October 2019: read our submission to the Attorney-General on the Religious Discrimination bill here.
In late August 2019, the federal government released an exposure draft of its Religious Discrimination bill. Soon after, on 4 September, the RSA participated in a consultative session on the bill with Attorney-General Christian Porter.
The RSA is not opposed to a law that acts as a shield against discrimination on the basis of religion or belief, but does not support a law that may be used as a sword to impose religious belief or to punish those who abandon or change their religion.
Our key messages were:
- we welcome the addition to all federal anti-discrimination laws the positive recognition of the indivisibility and universality of all human rights, and the principle that every person is free and equal in dignity and rights; and
- the inclusion of those who do not subscribe to religious belief (including atheists and agnostics) by defining “religious belief or activity” to include “not holding a religious belief”, and
- the recognition in clause 20 that citizens have a right to expect the provision of goods and services free from religious discrimination.
However, the bill does not simply offer a shield against discrimination; it equips religious bodies and religionists with a positive sword that elevates their beliefs and their actions beyond the beliefs and actions of others:
- it gives practically free rein to religious bodies to act as they please

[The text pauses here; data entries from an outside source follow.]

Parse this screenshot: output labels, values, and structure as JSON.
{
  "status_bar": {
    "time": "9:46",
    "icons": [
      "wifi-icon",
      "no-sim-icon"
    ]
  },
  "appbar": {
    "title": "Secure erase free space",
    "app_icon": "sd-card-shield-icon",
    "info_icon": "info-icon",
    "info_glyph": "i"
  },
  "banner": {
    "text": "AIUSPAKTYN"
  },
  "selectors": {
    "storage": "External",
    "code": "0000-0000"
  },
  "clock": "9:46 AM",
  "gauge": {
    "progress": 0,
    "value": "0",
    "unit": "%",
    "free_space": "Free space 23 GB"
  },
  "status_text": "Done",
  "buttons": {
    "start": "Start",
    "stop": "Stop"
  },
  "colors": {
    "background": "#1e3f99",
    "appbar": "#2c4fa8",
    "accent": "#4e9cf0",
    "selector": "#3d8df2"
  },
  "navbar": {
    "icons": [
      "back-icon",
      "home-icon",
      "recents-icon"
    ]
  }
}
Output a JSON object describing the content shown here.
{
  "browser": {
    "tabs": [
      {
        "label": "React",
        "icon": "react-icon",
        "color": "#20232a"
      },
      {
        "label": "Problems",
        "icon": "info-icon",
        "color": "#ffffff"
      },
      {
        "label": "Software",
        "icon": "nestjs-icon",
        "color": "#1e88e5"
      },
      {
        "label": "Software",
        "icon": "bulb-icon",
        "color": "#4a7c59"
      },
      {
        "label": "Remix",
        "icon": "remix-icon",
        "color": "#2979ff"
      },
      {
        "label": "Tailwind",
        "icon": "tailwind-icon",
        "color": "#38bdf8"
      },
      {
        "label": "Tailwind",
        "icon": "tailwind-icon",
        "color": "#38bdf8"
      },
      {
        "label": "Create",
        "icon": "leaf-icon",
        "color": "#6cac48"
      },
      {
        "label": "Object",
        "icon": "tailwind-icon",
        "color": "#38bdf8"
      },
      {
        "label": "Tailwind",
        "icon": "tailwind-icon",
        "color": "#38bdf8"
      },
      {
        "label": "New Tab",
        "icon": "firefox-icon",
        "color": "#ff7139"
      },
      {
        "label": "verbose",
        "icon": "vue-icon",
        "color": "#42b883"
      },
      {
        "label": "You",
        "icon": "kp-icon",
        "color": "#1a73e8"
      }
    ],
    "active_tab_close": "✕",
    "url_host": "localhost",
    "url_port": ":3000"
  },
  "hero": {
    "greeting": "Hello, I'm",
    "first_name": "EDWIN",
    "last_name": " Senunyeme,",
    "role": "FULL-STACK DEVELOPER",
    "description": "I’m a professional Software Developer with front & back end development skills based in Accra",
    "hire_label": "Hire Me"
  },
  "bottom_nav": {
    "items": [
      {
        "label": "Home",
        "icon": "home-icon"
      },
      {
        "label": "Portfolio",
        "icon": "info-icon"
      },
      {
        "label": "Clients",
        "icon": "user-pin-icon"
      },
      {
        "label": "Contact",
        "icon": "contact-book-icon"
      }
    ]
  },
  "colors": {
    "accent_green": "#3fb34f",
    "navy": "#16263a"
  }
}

- it protects expressions of religious belief but not other deeply felt moral expressions
- it places a greater value on personal religious beliefs over the duty of professionals to provide lawful healthcare services
- it overrides all other federal, state and territory anti-discrimination laws, elevating religious belief above all else.
See here for our detailed analysis and what we wrote to MPs and Senators.
Click here to view our submission to the Ruddock Inquiry into Religious Freedom.
Click here to view our Fairfax opinion piece calling for an end to religious privilege, power and prejudice: 2018: a year that draws a line against prejudice, privilege and power